◆ **Task to complete**
Everything except the pictures should be printed exactly as it appears in the records.

= = = = = = =

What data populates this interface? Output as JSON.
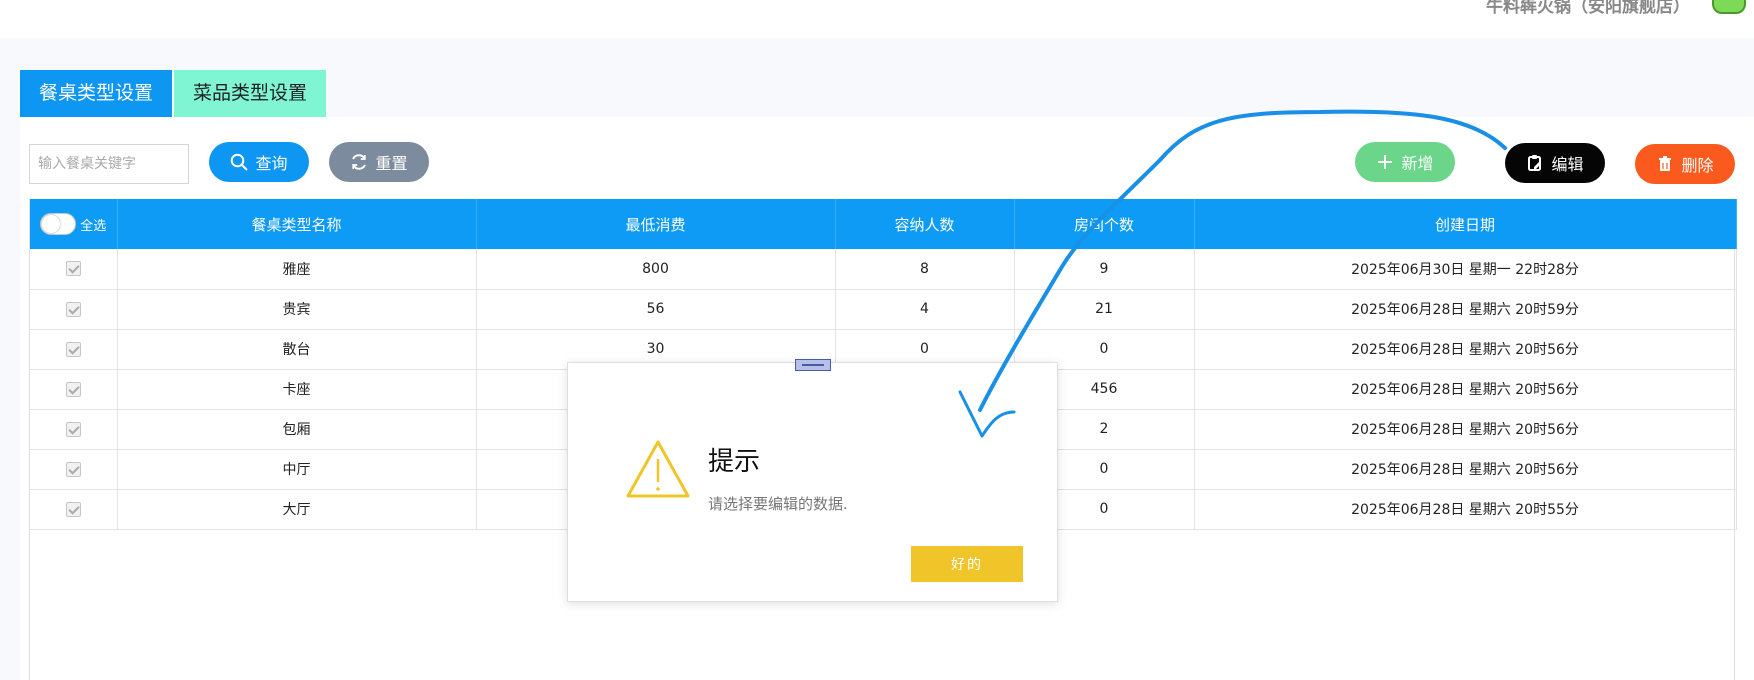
{
  "header": {
    "shop_name": "牛料犇火锅（安阳旗舰店）"
  },
  "tabs": [
    {
      "label": "餐桌类型设置",
      "active": true
    },
    {
      "label": "菜品类型设置",
      "active": false
    }
  ],
  "toolbar": {
    "search_placeholder": "输入餐桌关键字",
    "query_label": "查询",
    "reset_label": "重置",
    "add_label": "新增",
    "edit_label": "编辑",
    "delete_label": "删除"
  },
  "table": {
    "select_all_label": "全选",
    "columns": [
      "餐桌类型名称",
      "最低消费",
      "容纳人数",
      "房间个数",
      "创建日期"
    ],
    "rows": [
      {
        "name": "雅座",
        "min": "800",
        "cap": "8",
        "rooms": "9",
        "date": "2025年06月30日 星期一 22时28分"
      },
      {
        "name": "贵宾",
        "min": "56",
        "cap": "4",
        "rooms": "21",
        "date": "2025年06月28日 星期六 20时59分"
      },
      {
        "name": "散台",
        "min": "30",
        "cap": "0",
        "rooms": "0",
        "date": "2025年06月28日 星期六 20时56分"
      },
      {
        "name": "卡座",
        "min": "",
        "cap": "",
        "rooms": "456",
        "date": "2025年06月28日 星期六 20时56分"
      },
      {
        "name": "包厢",
        "min": "",
        "cap": "",
        "rooms": "2",
        "date": "2025年06月28日 星期六 20时56分"
      },
      {
        "name": "中厅",
        "min": "",
        "cap": "",
        "rooms": "0",
        "date": "2025年06月28日 星期六 20时56分"
      },
      {
        "name": "大厅",
        "min": "",
        "cap": "",
        "rooms": "0",
        "date": "2025年06月28日 星期六 20时55分"
      }
    ]
  },
  "dialog": {
    "title": "提示",
    "message": "请选择要编辑的数据.",
    "ok_label": "好的"
  },
  "colors": {
    "primary": "#0d96f2",
    "tab_alt": "#7ff5d4",
    "add": "#6bd68a",
    "edit": "#050505",
    "delete": "#fa5a1e",
    "warning": "#f0c52a",
    "annotation": "#1a8fe6"
  }
}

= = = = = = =

◆ **Solution to this problem**
What data populates this interface? Output as JSON.
{
  "header": {
    "shop_name": "牛料犇火锅（安阳旗舰店）"
  },
  "tabs": [
    {
      "label": "餐桌类型设置",
      "active": true
    },
    {
      "label": "菜品类型设置",
      "active": false
    }
  ],
  "toolbar": {
    "search_placeholder": "输入餐桌关键字",
    "query_label": "查询",
    "reset_label": "重置",
    "add_label": "新增",
    "edit_label": "编辑",
    "delete_label": "删除"
  },
  "table": {
    "select_all_label": "全选",
    "columns": [
      "餐桌类型名称",
      "最低消费",
      "容纳人数",
      "房间个数",
      "创建日期"
    ],
    "rows": [
      {
        "name": "雅座",
        "min": "800",
        "cap": "8",
        "rooms": "9",
        "date": "2025年06月30日 星期一 22时28分"
      },
      {
        "name": "贵宾",
        "min": "56",
        "cap": "4",
        "rooms": "21",
        "date": "2025年06月28日 星期六 20时59分"
      },
      {
        "name": "散台",
        "min": "30",
        "cap": "0",
        "rooms": "0",
        "date": "2025年06月28日 星期六 20时56分"
      },
      {
        "name": "卡座",
        "min": "",
        "cap": "",
        "rooms": "456",
        "date": "2025年06月28日 星期六 20时56分"
      },
      {
        "name": "包厢",
        "min": "",
        "cap": "",
        "rooms": "2",
        "date": "2025年06月28日 星期六 20时56分"
      },
      {
        "name": "中厅",
        "min": "",
        "cap": "",
        "rooms": "0",
        "date": "2025年06月28日 星期六 20时56分"
      },
      {
        "name": "大厅",
        "min": "",
        "cap": "",
        "rooms": "0",
        "date": "2025年06月28日 星期六 20时55分"
      }
    ]
  },
  "dialog": {
    "title": "提示",
    "message": "请选择要编辑的数据.",
    "ok_label": "好的"
  },
  "colors": {
    "primary": "#0d96f2",
    "tab_alt": "#7ff5d4",
    "add": "#6bd68a",
    "edit": "#050505",
    "delete": "#fa5a1e",
    "warning": "#f0c52a",
    "annotation": "#1a8fe6"
  }
}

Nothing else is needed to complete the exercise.